(Beginning of Records for processing)

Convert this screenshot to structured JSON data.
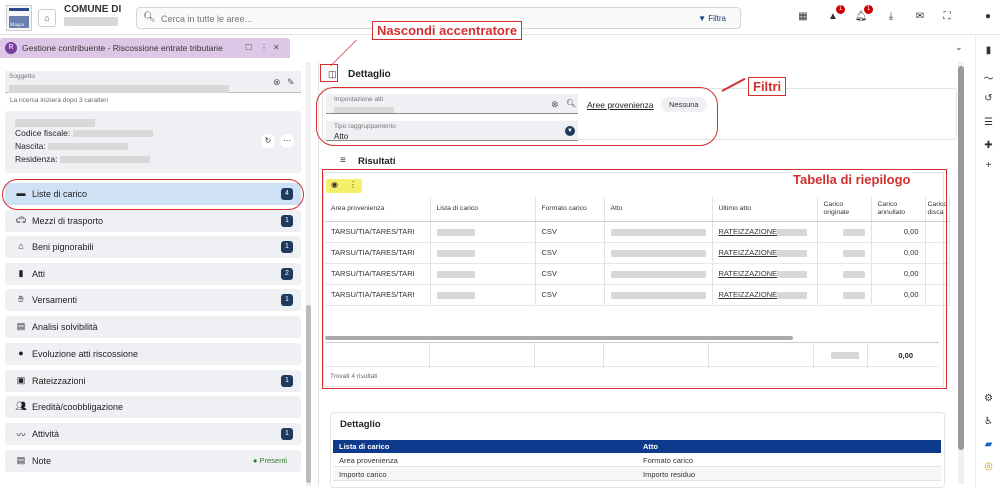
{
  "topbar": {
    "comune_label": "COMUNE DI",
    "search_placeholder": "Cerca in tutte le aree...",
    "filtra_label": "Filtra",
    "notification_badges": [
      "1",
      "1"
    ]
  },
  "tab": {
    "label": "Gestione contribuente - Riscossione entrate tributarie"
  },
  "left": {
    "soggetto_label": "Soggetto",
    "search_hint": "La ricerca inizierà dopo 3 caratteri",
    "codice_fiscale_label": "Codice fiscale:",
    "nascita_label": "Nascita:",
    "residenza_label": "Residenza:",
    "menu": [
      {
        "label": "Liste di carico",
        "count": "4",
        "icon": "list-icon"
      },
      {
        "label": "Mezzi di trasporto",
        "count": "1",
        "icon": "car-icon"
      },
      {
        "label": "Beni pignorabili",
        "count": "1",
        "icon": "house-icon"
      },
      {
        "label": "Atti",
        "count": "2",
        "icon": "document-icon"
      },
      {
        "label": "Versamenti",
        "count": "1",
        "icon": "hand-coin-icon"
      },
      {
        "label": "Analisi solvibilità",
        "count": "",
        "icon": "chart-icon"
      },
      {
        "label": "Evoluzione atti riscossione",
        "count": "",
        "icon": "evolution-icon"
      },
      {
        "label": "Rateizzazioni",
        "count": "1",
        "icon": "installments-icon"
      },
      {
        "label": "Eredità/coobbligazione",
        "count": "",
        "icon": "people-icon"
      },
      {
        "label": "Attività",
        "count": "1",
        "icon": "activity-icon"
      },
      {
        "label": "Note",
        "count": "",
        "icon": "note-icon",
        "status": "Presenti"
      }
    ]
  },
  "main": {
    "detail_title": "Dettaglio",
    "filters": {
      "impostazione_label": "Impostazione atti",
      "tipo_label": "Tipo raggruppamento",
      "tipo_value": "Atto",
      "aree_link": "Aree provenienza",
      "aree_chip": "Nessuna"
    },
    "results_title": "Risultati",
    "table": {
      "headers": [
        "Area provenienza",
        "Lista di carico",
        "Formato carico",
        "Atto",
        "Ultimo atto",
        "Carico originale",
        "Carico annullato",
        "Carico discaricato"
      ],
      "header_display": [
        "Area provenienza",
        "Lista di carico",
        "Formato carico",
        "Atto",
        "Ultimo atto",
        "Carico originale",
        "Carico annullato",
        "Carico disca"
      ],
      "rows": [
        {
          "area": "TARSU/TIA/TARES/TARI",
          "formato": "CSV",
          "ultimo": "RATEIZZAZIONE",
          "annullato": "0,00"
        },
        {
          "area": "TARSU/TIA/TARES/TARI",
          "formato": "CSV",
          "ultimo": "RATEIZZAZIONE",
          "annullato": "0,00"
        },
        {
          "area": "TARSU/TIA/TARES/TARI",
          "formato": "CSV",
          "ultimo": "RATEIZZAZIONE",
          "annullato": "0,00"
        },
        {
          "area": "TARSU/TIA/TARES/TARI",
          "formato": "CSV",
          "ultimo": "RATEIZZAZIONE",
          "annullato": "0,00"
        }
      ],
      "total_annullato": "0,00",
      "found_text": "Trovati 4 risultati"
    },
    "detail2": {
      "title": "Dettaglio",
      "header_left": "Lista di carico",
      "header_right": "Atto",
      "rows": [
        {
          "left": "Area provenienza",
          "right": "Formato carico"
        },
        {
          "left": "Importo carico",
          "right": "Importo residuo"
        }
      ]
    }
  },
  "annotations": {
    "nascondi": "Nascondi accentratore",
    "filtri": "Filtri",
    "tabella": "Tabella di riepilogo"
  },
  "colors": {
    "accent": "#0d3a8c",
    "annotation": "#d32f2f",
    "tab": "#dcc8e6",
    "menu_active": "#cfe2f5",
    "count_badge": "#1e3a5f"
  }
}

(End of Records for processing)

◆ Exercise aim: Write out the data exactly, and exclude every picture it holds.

◆ Response to this exercise:
Convert this screenshot to structured JSON data.
{
  "topbar": {
    "comune_label": "COMUNE DI",
    "search_placeholder": "Cerca in tutte le aree...",
    "filtra_label": "Filtra",
    "notification_badges": [
      "1",
      "1"
    ]
  },
  "tab": {
    "label": "Gestione contribuente - Riscossione entrate tributarie"
  },
  "left": {
    "soggetto_label": "Soggetto",
    "search_hint": "La ricerca inizierà dopo 3 caratteri",
    "codice_fiscale_label": "Codice fiscale:",
    "nascita_label": "Nascita:",
    "residenza_label": "Residenza:",
    "menu": [
      {
        "label": "Liste di carico",
        "count": "4",
        "icon": "list-icon"
      },
      {
        "label": "Mezzi di trasporto",
        "count": "1",
        "icon": "car-icon"
      },
      {
        "label": "Beni pignorabili",
        "count": "1",
        "icon": "house-icon"
      },
      {
        "label": "Atti",
        "count": "2",
        "icon": "document-icon"
      },
      {
        "label": "Versamenti",
        "count": "1",
        "icon": "hand-coin-icon"
      },
      {
        "label": "Analisi solvibilità",
        "count": "",
        "icon": "chart-icon"
      },
      {
        "label": "Evoluzione atti riscossione",
        "count": "",
        "icon": "evolution-icon"
      },
      {
        "label": "Rateizzazioni",
        "count": "1",
        "icon": "installments-icon"
      },
      {
        "label": "Eredità/coobbligazione",
        "count": "",
        "icon": "people-icon"
      },
      {
        "label": "Attività",
        "count": "1",
        "icon": "activity-icon"
      },
      {
        "label": "Note",
        "count": "",
        "icon": "note-icon",
        "status": "Presenti"
      }
    ]
  },
  "main": {
    "detail_title": "Dettaglio",
    "filters": {
      "impostazione_label": "Impostazione atti",
      "tipo_label": "Tipo raggruppamento",
      "tipo_value": "Atto",
      "aree_link": "Aree provenienza",
      "aree_chip": "Nessuna"
    },
    "results_title": "Risultati",
    "table": {
      "headers": [
        "Area provenienza",
        "Lista di carico",
        "Formato carico",
        "Atto",
        "Ultimo atto",
        "Carico originale",
        "Carico annullato",
        "Carico discaricato"
      ],
      "header_display": [
        "Area provenienza",
        "Lista di carico",
        "Formato carico",
        "Atto",
        "Ultimo atto",
        "Carico originale",
        "Carico annullato",
        "Carico disca"
      ],
      "rows": [
        {
          "area": "TARSU/TIA/TARES/TARI",
          "formato": "CSV",
          "ultimo": "RATEIZZAZIONE",
          "annullato": "0,00"
        },
        {
          "area": "TARSU/TIA/TARES/TARI",
          "formato": "CSV",
          "ultimo": "RATEIZZAZIONE",
          "annullato": "0,00"
        },
        {
          "area": "TARSU/TIA/TARES/TARI",
          "formato": "CSV",
          "ultimo": "RATEIZZAZIONE",
          "annullato": "0,00"
        },
        {
          "area": "TARSU/TIA/TARES/TARI",
          "formato": "CSV",
          "ultimo": "RATEIZZAZIONE",
          "annullato": "0,00"
        }
      ],
      "total_annullato": "0,00",
      "found_text": "Trovati 4 risultati"
    },
    "detail2": {
      "title": "Dettaglio",
      "header_left": "Lista di carico",
      "header_right": "Atto",
      "rows": [
        {
          "left": "Area provenienza",
          "right": "Formato carico"
        },
        {
          "left": "Importo carico",
          "right": "Importo residuo"
        }
      ]
    }
  },
  "annotations": {
    "nascondi": "Nascondi accentratore",
    "filtri": "Filtri",
    "tabella": "Tabella di riepilogo"
  },
  "colors": {
    "accent": "#0d3a8c",
    "annotation": "#d32f2f",
    "tab": "#dcc8e6",
    "menu_active": "#cfe2f5",
    "count_badge": "#1e3a5f"
  }
}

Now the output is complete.